> RECORDS TO PROCESS
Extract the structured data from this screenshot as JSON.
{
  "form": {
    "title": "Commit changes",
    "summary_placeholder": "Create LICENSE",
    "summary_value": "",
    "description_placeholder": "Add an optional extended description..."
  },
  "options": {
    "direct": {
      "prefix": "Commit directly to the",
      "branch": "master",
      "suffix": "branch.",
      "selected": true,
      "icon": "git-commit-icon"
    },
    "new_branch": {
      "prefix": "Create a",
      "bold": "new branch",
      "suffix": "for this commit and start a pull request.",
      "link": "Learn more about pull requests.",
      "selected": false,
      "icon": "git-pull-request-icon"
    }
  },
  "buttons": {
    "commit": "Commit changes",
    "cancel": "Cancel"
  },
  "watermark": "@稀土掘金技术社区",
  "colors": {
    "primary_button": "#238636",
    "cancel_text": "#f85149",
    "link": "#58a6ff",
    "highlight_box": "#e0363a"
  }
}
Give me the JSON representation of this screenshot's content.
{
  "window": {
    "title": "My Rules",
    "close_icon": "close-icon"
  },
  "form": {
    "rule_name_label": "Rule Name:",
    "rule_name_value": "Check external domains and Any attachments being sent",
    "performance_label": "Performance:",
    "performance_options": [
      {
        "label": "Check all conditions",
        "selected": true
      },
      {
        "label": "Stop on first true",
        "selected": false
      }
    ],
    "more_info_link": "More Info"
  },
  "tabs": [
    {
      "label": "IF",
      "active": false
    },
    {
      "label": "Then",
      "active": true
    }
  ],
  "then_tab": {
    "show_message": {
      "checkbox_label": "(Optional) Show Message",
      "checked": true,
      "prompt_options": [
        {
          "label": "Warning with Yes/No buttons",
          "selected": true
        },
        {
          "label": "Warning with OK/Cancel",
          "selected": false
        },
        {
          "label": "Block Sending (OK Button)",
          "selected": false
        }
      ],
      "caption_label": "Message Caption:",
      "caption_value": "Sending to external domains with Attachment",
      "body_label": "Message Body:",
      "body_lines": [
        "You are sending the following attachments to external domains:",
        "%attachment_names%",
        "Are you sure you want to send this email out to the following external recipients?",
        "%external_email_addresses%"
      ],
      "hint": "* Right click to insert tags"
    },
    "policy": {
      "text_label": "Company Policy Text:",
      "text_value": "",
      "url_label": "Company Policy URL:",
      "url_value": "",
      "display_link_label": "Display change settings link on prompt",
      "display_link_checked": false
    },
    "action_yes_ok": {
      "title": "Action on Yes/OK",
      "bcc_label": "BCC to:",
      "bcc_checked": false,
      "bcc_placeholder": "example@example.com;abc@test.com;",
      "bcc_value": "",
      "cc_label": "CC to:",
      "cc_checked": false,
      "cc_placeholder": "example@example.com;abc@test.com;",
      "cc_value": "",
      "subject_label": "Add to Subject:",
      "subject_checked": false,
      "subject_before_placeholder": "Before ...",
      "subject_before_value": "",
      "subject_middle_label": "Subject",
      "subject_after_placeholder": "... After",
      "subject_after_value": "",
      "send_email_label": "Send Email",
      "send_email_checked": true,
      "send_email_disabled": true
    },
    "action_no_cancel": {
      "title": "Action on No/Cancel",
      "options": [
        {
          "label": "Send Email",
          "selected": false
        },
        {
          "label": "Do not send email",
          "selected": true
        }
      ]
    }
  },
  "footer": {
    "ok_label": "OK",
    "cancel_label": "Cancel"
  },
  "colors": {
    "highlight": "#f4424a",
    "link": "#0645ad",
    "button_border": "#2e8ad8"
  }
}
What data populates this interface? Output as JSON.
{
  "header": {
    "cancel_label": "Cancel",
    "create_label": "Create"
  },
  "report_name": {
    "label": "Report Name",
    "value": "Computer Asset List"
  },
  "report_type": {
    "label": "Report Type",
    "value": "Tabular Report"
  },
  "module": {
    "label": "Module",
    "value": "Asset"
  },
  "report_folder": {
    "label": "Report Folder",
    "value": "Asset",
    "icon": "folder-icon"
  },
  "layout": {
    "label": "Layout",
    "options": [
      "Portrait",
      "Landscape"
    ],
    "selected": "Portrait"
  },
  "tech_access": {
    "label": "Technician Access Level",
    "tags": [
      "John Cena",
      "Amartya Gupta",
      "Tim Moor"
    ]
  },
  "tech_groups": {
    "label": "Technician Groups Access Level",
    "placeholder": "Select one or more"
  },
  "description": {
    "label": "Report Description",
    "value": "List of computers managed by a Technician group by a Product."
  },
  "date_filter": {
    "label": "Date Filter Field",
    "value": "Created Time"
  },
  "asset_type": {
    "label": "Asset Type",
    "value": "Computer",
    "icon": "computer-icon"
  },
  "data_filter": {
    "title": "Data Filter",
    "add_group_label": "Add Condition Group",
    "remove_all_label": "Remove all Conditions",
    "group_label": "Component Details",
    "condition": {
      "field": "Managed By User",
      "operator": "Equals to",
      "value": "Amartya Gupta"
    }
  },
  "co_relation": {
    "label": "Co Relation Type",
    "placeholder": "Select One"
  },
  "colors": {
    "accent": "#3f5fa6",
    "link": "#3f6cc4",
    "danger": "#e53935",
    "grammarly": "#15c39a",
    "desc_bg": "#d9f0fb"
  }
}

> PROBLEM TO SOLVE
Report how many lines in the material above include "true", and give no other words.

> WRITTEN SOLUTION
9